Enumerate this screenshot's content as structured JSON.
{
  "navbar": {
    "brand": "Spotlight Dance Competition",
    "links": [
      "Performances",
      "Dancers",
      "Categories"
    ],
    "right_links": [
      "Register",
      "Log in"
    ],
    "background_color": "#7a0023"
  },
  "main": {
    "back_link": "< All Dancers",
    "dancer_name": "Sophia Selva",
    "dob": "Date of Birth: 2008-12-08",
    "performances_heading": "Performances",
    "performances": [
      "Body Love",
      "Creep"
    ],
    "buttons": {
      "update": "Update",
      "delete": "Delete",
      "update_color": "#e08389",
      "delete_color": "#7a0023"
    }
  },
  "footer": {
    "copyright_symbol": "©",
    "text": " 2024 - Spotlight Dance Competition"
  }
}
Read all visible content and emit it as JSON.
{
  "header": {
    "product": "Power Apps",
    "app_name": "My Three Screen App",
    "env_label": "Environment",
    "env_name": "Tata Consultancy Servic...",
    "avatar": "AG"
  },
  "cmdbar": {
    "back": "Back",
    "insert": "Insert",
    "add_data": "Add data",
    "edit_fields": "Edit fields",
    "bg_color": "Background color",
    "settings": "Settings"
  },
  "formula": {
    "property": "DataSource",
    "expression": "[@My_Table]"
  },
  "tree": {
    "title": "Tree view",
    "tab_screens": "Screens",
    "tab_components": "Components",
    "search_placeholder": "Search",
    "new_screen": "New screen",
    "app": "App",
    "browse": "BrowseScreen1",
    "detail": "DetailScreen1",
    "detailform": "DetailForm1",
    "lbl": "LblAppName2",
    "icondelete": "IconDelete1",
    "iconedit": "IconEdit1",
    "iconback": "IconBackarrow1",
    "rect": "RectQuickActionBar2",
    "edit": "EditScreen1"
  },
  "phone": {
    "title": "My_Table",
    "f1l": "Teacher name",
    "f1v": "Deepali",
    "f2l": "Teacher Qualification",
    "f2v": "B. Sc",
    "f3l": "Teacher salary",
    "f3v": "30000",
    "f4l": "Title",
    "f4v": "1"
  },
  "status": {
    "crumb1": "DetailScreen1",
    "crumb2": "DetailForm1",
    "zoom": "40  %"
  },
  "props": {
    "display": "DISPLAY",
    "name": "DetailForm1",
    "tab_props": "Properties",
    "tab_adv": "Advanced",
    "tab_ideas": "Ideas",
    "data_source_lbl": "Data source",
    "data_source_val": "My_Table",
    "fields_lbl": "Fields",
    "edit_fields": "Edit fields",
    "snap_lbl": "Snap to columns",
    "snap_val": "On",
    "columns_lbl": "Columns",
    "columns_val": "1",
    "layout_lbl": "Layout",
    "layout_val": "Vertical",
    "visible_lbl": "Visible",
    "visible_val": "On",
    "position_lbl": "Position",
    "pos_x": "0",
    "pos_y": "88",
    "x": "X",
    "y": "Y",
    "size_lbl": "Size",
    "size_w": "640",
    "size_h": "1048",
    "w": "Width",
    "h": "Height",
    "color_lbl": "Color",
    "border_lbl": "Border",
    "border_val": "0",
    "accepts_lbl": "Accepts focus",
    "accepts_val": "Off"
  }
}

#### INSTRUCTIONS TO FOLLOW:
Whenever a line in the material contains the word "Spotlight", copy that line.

#### ANSWER TO THE PROBLEM:
    "brand": "Spotlight Dance Competition",
    "text": " 2024 - Spotlight Dance Competition"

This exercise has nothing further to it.